During Obasanjo’s administration billions of naira was injected into the Turn Around Maintenance (TAM) of the refineries. But that didn’t make them functional. And when Obasanjo was leaving he recommended that the refineries be privatized or sold to private investors because he knew they won’t work with government still holding on to them, but the people rejected the idea. Recently, over N142 billion was spent on the refineries without any tangible results in return. Is it not better to do away with these refineries? But then the process of privatising the refineries is not as simple as many may think. I was one of those who anchored the privatization and commercialisation exercise during Babangida era. If the government wants to start anything today, it will first appoint a committee. The committee will go into work and file its reports. If you consider every other step that is needed to be taken, it will take more than two years to complete this process. Government should consider selling the refineries outright. And if they want to do that they should allow foreign investors to buy the refineries because experience has shown that what they normally do is to allow somebody to bid for, let’s say the Port Harcourt refinery, for instance, take the offer letter and go to the bank to borrow money with the offer letter, pay the government and that is the end. There is no injection of foreign capital into the nation’s economy. What you have is just money from within the same country. The next thing they will do is to start selling the land and the property there. So, what have they done? They would have made so much money without contributing a dime. That was what they did in the past. Outright sale is better, but there is no way they can do that, that it won’t take at least for one year. But by and large, with the new investment atmosphere that the deregulation of the oil sector has ushered in I think we will be able to do the needful with them. Dangote refinery is on the way, there is also another modular refinery coming. It is not the deregulation exercise that is causing problems, it is the algorithm of the system of government we have in Nigeria that is causing problems.

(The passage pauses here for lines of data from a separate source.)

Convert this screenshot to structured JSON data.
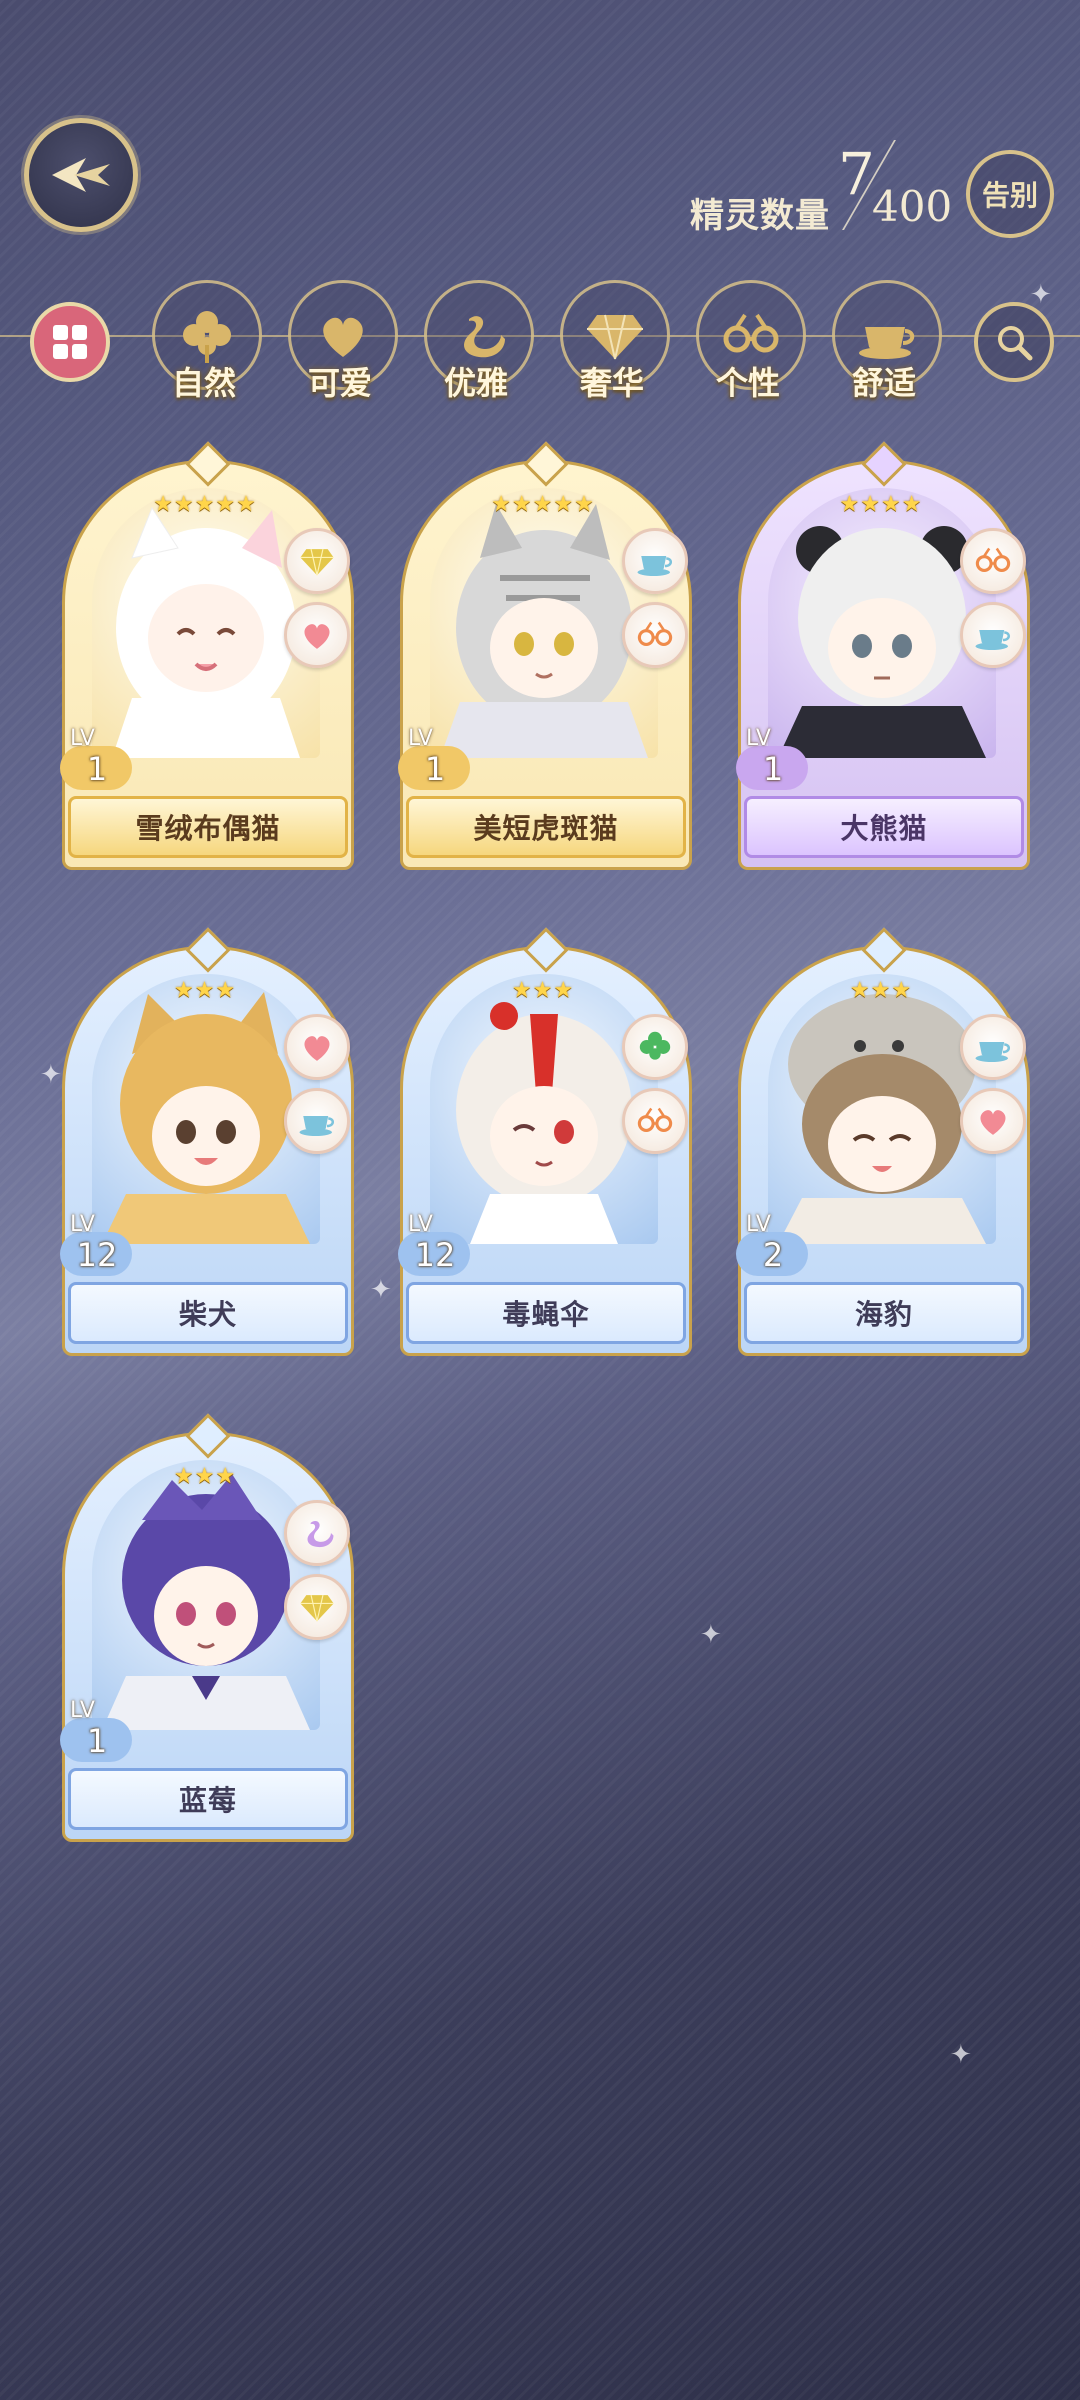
{
  "header": {
    "count_label": "精灵数量",
    "count_current": "7",
    "count_total": "400",
    "farewell_label": "告别"
  },
  "categories": [
    {
      "label": "自然",
      "icon": "clover-icon"
    },
    {
      "label": "可爱",
      "icon": "heart-icon"
    },
    {
      "label": "优雅",
      "icon": "swan-icon"
    },
    {
      "label": "奢华",
      "icon": "diamond-icon"
    },
    {
      "label": "个性",
      "icon": "glasses-icon"
    },
    {
      "label": "舒适",
      "icon": "teacup-icon"
    }
  ],
  "cards": [
    {
      "name": "雪绒布偶猫",
      "lv_label": "LV",
      "level": "1",
      "stars": "★★★★★",
      "theme": "gold",
      "traits": [
        "diamond-icon",
        "heart-icon"
      ]
    },
    {
      "name": "美短虎斑猫",
      "lv_label": "LV",
      "level": "1",
      "stars": "★★★★★",
      "theme": "gold",
      "traits": [
        "teacup-icon",
        "glasses-icon"
      ]
    },
    {
      "name": "大熊猫",
      "lv_label": "LV",
      "level": "1",
      "stars": "★★★★",
      "theme": "purple",
      "traits": [
        "glasses-icon",
        "teacup-icon"
      ]
    },
    {
      "name": "柴犬",
      "lv_label": "LV",
      "level": "12",
      "stars": "★★★",
      "theme": "blue",
      "traits": [
        "heart-icon",
        "teacup-icon"
      ]
    },
    {
      "name": "毒蝇伞",
      "lv_label": "LV",
      "level": "12",
      "stars": "★★★",
      "theme": "blue",
      "traits": [
        "clover-icon",
        "glasses-icon"
      ]
    },
    {
      "name": "海豹",
      "lv_label": "LV",
      "level": "2",
      "stars": "★★★",
      "theme": "blue",
      "traits": [
        "teacup-icon",
        "heart-icon"
      ]
    },
    {
      "name": "蓝莓",
      "lv_label": "LV",
      "level": "1",
      "stars": "★★★",
      "theme": "blue",
      "traits": [
        "swan-icon",
        "diamond-icon"
      ]
    }
  ],
  "colors": {
    "gold_accent": "#d8c28b",
    "all_button": "#d9667a"
  }
}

What would you advise the government to do to ameliorate the suffering of the people in the light of this development?
The masses need only a few things from the government. Give them education, give them free or affordable healthcare services, put infrastructural facilities in place in rural areas to encourage people to move to and live in rural areas. With these in place things will change for the better. Again, the government on its part needs to disseminate information so that people can be better informed about their policies and programmes. They should not allow only the Minister for Petroleum or the Minister for Information to do the talking. They should involve people in the academic- the professionals -in their information dissemination process. These are neutral people who can help to explain government’s programmes and policies to the people. If such sensitive information is left to be disseminated by party spokespersons, it will be hijacked by the opposition and the whole issue will become politicised. And this will create more indignation among the people.